• Problem to work on:
Among the entries, which lines carry the string "structured"? Copy every one.

Stored data:
- - - - -
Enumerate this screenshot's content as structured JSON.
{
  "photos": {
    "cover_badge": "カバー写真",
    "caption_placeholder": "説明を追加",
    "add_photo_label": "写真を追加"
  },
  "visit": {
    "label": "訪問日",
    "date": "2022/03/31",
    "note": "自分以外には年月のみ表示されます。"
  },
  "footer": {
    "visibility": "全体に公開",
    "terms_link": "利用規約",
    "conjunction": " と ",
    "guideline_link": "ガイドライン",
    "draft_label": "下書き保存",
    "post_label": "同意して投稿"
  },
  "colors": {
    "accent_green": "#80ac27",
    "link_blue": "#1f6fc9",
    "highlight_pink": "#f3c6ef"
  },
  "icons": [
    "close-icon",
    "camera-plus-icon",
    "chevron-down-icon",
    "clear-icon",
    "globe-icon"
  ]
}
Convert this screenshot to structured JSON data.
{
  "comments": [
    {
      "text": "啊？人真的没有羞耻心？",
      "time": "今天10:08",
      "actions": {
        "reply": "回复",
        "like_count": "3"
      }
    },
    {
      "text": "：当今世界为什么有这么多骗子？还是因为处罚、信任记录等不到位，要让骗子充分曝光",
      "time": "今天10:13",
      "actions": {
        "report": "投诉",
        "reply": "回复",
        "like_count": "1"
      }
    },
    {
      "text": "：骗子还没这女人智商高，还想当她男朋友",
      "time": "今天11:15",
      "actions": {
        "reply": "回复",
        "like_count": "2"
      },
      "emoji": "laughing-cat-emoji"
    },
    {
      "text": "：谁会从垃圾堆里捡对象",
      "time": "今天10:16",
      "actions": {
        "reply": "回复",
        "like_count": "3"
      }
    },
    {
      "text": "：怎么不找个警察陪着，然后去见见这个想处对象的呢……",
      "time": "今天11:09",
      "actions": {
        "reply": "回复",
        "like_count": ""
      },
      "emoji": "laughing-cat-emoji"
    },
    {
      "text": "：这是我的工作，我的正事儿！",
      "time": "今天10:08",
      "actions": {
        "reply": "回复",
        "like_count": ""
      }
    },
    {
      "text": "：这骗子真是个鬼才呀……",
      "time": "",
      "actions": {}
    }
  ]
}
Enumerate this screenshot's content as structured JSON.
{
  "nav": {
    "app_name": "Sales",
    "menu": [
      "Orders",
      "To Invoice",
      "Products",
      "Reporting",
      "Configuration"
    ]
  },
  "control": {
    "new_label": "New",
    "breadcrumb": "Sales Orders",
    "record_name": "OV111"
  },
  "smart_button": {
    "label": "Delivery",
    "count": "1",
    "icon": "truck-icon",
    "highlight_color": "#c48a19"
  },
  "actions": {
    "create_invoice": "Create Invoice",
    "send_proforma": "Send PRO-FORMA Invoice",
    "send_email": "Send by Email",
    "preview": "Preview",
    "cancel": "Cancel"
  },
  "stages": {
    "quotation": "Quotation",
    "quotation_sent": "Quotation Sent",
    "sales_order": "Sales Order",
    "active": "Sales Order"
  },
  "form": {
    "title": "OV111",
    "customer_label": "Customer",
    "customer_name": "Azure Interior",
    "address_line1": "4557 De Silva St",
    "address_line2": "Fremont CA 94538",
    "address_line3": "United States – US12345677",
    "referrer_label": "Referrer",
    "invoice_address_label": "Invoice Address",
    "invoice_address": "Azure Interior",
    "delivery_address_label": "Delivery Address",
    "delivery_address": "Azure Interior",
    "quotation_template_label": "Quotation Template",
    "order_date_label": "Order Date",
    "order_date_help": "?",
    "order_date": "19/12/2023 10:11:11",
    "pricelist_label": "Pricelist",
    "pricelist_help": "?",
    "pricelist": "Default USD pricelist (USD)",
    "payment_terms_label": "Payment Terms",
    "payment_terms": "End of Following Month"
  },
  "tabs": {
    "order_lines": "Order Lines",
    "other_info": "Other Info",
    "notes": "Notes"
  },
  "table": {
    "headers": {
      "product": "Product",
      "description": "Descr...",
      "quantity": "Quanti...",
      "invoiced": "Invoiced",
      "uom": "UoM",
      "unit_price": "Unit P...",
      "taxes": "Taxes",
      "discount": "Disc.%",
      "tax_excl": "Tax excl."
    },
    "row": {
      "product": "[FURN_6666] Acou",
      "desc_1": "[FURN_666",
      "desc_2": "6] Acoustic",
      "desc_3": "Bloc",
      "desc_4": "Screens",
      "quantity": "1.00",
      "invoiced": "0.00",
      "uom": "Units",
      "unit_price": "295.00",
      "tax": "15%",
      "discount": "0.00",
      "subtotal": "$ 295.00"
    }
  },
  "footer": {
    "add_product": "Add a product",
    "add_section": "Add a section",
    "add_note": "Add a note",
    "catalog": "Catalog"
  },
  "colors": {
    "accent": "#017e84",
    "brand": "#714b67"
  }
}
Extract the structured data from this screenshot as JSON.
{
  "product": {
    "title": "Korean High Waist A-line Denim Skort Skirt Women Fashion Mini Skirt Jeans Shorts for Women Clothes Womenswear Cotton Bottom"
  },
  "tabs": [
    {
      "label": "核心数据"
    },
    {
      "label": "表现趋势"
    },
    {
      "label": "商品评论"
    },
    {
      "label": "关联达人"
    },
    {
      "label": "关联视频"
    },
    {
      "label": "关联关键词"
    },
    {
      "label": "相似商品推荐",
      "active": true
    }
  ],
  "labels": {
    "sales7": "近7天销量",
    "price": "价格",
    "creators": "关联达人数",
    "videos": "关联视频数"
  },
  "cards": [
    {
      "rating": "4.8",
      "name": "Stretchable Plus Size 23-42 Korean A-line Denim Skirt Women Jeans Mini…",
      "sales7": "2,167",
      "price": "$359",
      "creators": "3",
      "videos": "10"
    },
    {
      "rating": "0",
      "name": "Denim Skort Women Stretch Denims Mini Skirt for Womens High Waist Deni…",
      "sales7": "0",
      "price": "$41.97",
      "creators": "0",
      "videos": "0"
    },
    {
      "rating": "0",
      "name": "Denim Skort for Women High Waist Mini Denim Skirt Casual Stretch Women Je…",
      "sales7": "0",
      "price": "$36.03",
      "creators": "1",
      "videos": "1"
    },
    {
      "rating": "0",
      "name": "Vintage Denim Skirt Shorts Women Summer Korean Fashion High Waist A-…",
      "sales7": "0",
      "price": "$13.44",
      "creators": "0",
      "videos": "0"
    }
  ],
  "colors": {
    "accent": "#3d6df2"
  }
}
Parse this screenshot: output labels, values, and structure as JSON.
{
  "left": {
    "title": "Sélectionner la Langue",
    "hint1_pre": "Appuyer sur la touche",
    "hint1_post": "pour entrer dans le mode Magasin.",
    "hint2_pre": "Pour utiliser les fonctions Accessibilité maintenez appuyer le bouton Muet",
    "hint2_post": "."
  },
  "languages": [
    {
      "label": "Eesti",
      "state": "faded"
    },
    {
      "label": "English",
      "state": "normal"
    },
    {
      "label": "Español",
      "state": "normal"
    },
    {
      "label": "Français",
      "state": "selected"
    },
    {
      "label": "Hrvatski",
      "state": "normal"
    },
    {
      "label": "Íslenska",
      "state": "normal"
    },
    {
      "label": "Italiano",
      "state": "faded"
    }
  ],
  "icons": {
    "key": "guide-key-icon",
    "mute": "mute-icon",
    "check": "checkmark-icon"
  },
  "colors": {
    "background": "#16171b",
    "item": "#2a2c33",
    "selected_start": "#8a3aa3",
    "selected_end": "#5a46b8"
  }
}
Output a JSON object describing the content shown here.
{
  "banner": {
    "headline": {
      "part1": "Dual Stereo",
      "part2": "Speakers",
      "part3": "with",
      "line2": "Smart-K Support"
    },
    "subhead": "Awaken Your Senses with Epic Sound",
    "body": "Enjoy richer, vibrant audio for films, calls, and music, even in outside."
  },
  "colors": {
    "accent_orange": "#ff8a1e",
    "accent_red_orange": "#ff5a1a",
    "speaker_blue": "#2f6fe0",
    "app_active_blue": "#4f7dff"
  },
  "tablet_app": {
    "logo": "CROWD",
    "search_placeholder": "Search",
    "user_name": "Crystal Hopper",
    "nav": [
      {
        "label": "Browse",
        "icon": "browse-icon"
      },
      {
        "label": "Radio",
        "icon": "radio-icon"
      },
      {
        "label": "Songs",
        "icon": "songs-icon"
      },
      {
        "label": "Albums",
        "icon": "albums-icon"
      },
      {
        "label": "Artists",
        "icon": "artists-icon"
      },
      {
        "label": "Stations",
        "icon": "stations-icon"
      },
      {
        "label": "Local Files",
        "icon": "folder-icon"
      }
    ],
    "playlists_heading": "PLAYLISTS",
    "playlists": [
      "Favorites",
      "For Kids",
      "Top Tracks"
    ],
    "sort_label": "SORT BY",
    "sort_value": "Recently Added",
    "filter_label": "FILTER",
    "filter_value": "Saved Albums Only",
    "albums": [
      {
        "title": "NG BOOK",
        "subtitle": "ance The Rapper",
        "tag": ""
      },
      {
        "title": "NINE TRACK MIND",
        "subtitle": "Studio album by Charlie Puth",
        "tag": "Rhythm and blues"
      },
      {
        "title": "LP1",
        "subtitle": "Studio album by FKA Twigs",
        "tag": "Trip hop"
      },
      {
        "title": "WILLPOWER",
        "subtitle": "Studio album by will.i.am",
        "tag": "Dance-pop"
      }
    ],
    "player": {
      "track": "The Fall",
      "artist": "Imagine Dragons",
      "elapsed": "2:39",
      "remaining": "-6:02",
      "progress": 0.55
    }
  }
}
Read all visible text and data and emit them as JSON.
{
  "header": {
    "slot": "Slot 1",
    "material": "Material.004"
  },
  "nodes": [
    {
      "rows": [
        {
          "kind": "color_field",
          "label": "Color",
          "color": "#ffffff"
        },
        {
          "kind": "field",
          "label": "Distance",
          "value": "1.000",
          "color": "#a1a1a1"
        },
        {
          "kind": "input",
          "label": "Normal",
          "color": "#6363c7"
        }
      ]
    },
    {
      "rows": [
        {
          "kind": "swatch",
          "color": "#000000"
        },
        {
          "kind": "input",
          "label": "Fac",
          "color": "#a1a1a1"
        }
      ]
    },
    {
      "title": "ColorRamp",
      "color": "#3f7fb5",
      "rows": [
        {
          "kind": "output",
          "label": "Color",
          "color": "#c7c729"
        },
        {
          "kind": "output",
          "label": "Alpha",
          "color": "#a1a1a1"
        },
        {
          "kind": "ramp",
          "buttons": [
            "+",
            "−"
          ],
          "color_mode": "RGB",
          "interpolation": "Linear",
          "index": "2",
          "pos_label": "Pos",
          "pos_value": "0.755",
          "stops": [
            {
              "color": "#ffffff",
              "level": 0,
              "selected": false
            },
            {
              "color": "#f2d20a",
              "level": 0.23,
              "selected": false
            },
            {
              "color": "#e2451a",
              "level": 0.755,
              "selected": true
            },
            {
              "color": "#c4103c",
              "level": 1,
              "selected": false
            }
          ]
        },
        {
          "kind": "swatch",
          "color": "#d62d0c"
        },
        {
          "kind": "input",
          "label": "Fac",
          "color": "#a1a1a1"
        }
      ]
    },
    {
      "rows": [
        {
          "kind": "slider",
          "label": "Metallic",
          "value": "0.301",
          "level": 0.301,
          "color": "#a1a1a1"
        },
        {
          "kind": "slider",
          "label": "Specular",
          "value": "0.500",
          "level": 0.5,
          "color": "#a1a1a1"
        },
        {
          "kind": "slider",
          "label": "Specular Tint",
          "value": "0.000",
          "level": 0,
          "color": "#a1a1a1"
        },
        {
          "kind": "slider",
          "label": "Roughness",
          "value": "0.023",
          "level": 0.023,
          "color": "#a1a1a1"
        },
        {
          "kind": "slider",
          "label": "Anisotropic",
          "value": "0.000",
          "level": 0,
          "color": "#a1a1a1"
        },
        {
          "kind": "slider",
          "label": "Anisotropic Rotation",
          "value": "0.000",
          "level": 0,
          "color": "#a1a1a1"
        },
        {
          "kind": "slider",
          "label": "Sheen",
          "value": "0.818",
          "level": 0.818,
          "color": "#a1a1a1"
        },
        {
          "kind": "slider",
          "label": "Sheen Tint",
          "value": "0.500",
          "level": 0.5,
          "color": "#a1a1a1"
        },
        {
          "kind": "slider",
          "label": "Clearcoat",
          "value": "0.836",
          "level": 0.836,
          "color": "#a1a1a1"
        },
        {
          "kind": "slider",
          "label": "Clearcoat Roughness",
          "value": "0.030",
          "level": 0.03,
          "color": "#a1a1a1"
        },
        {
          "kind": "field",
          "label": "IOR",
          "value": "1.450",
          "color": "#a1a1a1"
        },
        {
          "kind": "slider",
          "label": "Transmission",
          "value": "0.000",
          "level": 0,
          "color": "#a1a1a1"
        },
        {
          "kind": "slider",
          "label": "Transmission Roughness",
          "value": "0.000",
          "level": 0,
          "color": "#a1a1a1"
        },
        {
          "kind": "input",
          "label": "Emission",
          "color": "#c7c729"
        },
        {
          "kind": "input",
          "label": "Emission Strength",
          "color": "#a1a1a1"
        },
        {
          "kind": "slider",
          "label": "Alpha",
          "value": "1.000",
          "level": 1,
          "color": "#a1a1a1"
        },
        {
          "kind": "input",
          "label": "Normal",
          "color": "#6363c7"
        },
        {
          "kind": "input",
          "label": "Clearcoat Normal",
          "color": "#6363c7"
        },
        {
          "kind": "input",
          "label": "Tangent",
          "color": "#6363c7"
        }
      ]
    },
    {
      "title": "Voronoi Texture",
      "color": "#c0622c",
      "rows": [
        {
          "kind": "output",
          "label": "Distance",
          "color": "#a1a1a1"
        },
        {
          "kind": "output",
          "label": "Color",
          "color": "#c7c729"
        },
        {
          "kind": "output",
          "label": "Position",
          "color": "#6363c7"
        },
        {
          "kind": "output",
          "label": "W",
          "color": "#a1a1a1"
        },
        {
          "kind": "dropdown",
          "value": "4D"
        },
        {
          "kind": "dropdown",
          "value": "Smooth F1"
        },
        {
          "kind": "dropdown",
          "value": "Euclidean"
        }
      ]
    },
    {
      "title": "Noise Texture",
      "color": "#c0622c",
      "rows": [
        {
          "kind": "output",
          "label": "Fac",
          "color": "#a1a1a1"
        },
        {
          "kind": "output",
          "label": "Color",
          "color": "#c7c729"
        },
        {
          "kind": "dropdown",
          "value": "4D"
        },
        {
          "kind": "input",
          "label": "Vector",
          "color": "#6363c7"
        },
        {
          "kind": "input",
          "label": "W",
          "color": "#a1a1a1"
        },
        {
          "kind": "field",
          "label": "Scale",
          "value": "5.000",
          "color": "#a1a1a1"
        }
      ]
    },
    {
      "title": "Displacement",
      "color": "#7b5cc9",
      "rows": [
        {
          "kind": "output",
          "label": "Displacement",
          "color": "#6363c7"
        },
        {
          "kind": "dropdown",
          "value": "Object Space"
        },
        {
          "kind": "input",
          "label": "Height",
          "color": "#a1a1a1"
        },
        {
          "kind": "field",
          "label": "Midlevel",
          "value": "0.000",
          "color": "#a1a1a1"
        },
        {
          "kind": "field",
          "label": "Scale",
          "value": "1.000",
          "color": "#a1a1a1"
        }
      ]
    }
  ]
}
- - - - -
• Task output:
Enumerate this screenshot's content as structured JSON.
Convert this screenshot to structured JSON data.
Enumerate this screenshot's content as structured JSON.
Extract the structured data from this screenshot as JSON.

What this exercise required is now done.